In today’s culture, when we encounter anything unconvincing, incomprehensible, illogical, or beyond the control of man, we place it in a catchall zone called “belief.” We allocate “believing” to anything outside the natural world, from UFOs to gods.
But we also find “belief” on the other side of life, when we come to our own end. When we hit rock bottom, and all doors seem to slam shut. We then move into the paradigm of “believing” out of desperation for our own lives. Losing hope makes us consider the alternatives, when we have nothing left to look to. When there is a great burden or need, but nothing tangible to grab of, we are forced to reconsider the supernatural. When our bank accounts, credit cards, careers, clothes and cars don’t bring the answer, “belief” is suddenly back on the table.
The Oxford Dictionary defines belief as “an acceptance that something exists or is true, especially without proof.” Merriam-Webster defines belief as “conviction of the truth of some statement, or the reality of some being or phenomenon, especially when based on examination of evidence.”

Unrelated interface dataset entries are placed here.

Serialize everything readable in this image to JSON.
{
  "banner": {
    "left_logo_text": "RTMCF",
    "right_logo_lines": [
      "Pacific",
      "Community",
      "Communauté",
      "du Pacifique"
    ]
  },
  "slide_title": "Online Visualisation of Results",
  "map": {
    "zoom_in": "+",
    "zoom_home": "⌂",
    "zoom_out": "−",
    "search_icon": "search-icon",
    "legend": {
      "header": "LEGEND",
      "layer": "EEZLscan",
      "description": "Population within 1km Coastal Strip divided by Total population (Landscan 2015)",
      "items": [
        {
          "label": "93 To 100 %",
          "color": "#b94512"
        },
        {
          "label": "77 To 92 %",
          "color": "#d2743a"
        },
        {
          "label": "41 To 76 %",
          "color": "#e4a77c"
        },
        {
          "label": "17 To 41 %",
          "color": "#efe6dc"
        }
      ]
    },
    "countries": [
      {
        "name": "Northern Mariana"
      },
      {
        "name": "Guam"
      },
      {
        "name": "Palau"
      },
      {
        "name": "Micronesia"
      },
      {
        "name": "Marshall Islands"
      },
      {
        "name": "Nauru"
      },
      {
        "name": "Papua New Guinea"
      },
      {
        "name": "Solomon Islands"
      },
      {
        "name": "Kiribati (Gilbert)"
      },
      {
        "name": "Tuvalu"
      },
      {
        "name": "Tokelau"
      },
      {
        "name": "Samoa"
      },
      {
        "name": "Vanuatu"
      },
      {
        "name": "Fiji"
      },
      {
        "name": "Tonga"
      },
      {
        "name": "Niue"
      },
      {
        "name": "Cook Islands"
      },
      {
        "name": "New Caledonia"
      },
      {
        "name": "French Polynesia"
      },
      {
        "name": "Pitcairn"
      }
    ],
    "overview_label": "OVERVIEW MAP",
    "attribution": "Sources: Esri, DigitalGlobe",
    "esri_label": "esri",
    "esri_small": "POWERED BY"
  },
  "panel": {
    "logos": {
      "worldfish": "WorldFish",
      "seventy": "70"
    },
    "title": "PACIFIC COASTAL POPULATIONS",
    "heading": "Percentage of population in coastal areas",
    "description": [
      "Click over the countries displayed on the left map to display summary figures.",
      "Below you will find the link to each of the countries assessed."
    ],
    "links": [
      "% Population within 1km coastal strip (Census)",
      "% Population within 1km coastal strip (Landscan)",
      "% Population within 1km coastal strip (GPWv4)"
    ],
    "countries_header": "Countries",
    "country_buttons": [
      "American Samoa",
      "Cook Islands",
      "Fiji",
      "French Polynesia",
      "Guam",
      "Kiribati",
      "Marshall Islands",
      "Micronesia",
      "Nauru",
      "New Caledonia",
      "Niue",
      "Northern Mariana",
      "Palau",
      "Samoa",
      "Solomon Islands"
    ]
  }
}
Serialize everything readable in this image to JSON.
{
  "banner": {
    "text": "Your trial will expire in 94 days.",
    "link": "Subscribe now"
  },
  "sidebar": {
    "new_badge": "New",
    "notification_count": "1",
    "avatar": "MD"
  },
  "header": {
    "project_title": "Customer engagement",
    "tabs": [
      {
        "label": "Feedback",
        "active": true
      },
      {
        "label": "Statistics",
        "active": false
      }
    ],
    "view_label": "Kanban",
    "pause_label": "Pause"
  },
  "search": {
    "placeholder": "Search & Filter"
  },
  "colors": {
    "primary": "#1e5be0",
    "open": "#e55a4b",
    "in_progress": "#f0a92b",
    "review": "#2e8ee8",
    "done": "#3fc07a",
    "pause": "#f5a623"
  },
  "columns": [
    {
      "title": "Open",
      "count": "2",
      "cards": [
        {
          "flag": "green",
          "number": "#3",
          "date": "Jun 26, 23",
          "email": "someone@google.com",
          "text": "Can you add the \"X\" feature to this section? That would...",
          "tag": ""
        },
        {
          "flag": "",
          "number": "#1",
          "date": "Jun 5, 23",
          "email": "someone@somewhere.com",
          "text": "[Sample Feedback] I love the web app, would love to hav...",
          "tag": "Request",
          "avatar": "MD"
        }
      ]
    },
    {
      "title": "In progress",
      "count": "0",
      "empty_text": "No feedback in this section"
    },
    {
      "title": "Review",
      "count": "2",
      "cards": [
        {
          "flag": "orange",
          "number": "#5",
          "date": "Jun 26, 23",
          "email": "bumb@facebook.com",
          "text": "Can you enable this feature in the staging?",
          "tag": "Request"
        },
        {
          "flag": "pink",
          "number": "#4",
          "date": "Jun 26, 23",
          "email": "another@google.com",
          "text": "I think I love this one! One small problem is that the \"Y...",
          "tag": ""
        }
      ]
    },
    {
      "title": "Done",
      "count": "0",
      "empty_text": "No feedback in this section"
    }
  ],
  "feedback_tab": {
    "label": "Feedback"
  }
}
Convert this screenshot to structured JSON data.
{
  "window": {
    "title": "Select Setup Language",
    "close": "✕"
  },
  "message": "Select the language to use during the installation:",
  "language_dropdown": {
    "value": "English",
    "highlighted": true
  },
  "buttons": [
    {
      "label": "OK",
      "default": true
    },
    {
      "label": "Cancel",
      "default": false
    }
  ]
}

So how can the same word seem to have opposite meanings from opposite ends of the spectrum? Is belief itself a contradiction? 21st-century Christianity is dominated by the Oxford Dictionary’s explanation of belief. It becomes just another hopeless and helpless leap in the dark, like all the other religions of the world, competing with Allah, Ram, Buddha and various New Age philosophies. Unfortunately, the only Christian differentiator today is that I believe in the right God, and you believe in the wrong one.
In response to the above conflicting understanding of belief, we feel the need to bring credibility to our belief by generating evidence according to what we do, and religious behavior becomes a personal affirmation, assurance and reinforcement of belief. We go to the temple, the mosque, and the church to affirm and assure, giving evidence to ourselves of our stated belief. Behavior and actions become the evidence of belief. The more we do, the more the actions affirm our belief. The more we do, the more it provides evidence of our belief, both to others and to ourselves. We do religious deeds to provide proof to others and ourselves that we have faith.
The evidence of Christianity is relegated to simple belief in Jesus and displaying Jesus-like behavior. “Believe in Jesus and behave like Jesus” is an unending cycle of hopelessness that we have come to understand, practice and preach as Christianity in the 21st-century. So we keep trying to add to and aid our unbelief with more behavior. We are asked to give more, attend more, go to missions trips more, preach more, pray more, convert more—and the list goes on—all to assure ourselves. Beyond a point, we are unable to cope with the internal pressure of trying to keep up. We are burnt out. We become hypocritical. We compromise. We fake…
So what is the evidence and proof of the faith that Jesus asks His followers to have? Is Jesus in the business of behavioral rehab? If believing in Jesus does not uniquely qualify my faith, then what is the differentiator of Jesus? If what I do and feel emotionally does not uniquely qualify my faith, then what is the differentiator that Jesus came to establish? What sets following Jesus apart from following any other religious leaders and philosophies of the world?
Something happens in us when we repent and believe in Jesus. It is this something that no other religion or philosophy or style of living can offer. This something is non-circumstantial and does not depend on locations. There is internal evidence that is produced, which becomes an inner constant in the midst of external and emotional variables. This evidence is experienced through a process called transformation of the mind. This is where we cognitively experience the supernatural in the natural and it becomes the new normal.
“New Creation” is not a belief, but a literal re-birth of a new nature within us as a consequence of belief. We become aware of the Person called Jesus, because we partake in His divine nature. The cross not only imputes righteousness but imparts righteousness. This is not an intellectual understanding of Jesus, this is not an emotional experiencing of Jesus, but a transformational becoming like Jesus. This is where the Vine and branch live in intimacy. This is where the sheep hear the Shepherd’s voice. This is where communion between God and man happens with cognitive recognition. This is where we know and experience what we have believed! This is where the Spirit testifies to our spirit that we are children of God; the identity we all long to experience with the grip and embrace of the Father inside of us. This is the “substance of what we hope for,” the “conviction/evidence of things unseen.” This is biblical faith.
Internal evidence of the invisible is the foundation of our external expression of it. If there is no internal evidence, there can be no external expression. Hebrews Hall of Famers had an internal evidence of God that got them to do what they did.
What we do becomes a consequence of who we become. We love because we become love through experiencing it ourselves. We draw from the supernatural, and it flows into the natural. We receive, so we give. Belief leads to the incredible co-habitation of God in man, with the mind of man being able to consistently draw from the spiritual, irrespective of any external situation or circumstances. It is experienced through a process called transformation of the mind. This transformational inner-awareness/perception of God is the evidence in Christianity.